If you’re not a veteran, learn some of the veteran candidates’ lingo so you at least meet them half way. Understand the MOS (Military Occupational Specialty) of the candidates you hope to attract. Figure out how what you’re looking for may already be on a veteran’s resume — in military lingo. Although Veterans are taught in their transition courses to “demilitarize” their resumes, it’s just as important for employers to read through the lines of what a veteran is trying to share with you. Lastly, when a veteran tells you they can do anything, what they really mean is every few years they are put into positions they haven’t been trained for, but learned everything about it, and then became the subject matter expert. – Tracy Mitchell

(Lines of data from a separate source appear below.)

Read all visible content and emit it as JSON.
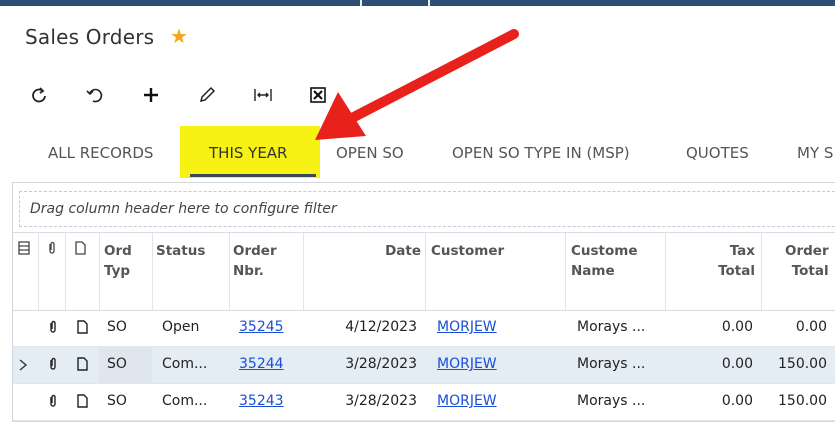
{
  "page": {
    "title": "Sales Orders"
  },
  "icons": {
    "favorite": "star-icon",
    "refresh": "refresh-icon",
    "undo": "undo-icon",
    "add": "plus-icon",
    "edit": "pencil-icon",
    "fit_columns": "fit-columns-icon",
    "export_excel": "excel-icon",
    "annotation": "red-arrow"
  },
  "colors": {
    "star": "#f4a51c",
    "tab_highlight": "#f7f213",
    "annotation_arrow": "#e8221b",
    "link": "#1a4fd6",
    "topbar": "#2e4f74"
  },
  "tabs": [
    {
      "label": "ALL RECORDS",
      "active": false
    },
    {
      "label": "THIS YEAR",
      "active": true
    },
    {
      "label": "OPEN SO",
      "active": false
    },
    {
      "label": "OPEN SO TYPE IN (MSP)",
      "active": false
    },
    {
      "label": "QUOTES",
      "active": false
    },
    {
      "label": "MY S",
      "active": false
    }
  ],
  "grid": {
    "filter_hint": "Drag column header here to configure filter",
    "columns": {
      "order_type": [
        "Ord",
        "Typ"
      ],
      "status": "Status",
      "order_nbr": [
        "Order",
        "Nbr."
      ],
      "date": "Date",
      "customer": "Customer",
      "customer_name": [
        "Custome",
        "Name"
      ],
      "tax_total": [
        "Tax",
        "Total"
      ],
      "order_total": [
        "Order",
        "Total"
      ]
    },
    "rows": [
      {
        "type": "SO",
        "status": "Open",
        "nbr": "35245",
        "date": "4/12/2023",
        "customer": "MORJEW",
        "name": "Morays ...",
        "tax": "0.00",
        "total": "0.00",
        "selected": false
      },
      {
        "type": "SO",
        "status": "Com...",
        "nbr": "35244",
        "date": "3/28/2023",
        "customer": "MORJEW",
        "name": "Morays ...",
        "tax": "0.00",
        "total": "150.00",
        "selected": true
      },
      {
        "type": "SO",
        "status": "Com...",
        "nbr": "35243",
        "date": "3/28/2023",
        "customer": "MORJEW",
        "name": "Morays ...",
        "tax": "0.00",
        "total": "150.00",
        "selected": false
      }
    ]
  }
}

Be active on social media in veteran’s groups so veterans can see that your company is committed to providing an employment path for them. Get involved in TAP panels at your local military base and attend base job fairs in your area. Encourage the veterans already on staff to communicate about their experience and to actively recruit in their networks. Share all military focused events your company is involved with on social media to better advertise your support for the military. Create a military focused branding of your organization on your website to highlight your support and marketing efforts. Brand your jobs as “Veteran Committed”. Hashtag all your job tweets with: #vets, #veteransjobs, #vetsapplyhere, #vetswesupport. Make a strong presence on social media and be committed to a year-around sustained veteran recruiting effort. – Ed Custodio
Consider recruiting military spouses for non-cleared positions and integrate them in your veteran hiring program. Military spouses often move every 3-4 years, which makes it difficult to find meaningful employment and build a career. These spouses suffer a 20%+ unemployment rate. When you see gaps in employment on a military spouse’s resume or widely varying experience, don’t automatically assume they’re a risky hire. They’re used to juggling family, a job and children — often single-handedly while their spouse is on deployment. And a good solid employee for 3-4 years is better than a bad one for a month. Military spouses are very connected in the military and veteran communities, and they can be the best advocates for your company. They understand the military, and are able to translate military experience and military spouse duties (family readiness group positions such as treasurer, leadership, etc.) to the civilian sector. – Carrie Oliver
Statistics indicate that many veterans leave their new position within the first year, but if you make the effort to develop an effective year-round hiring and onboarding program, your veteran employees will flourish….and so will your business.This entry was posted on Tuesday, November 14, 2017 10:28 am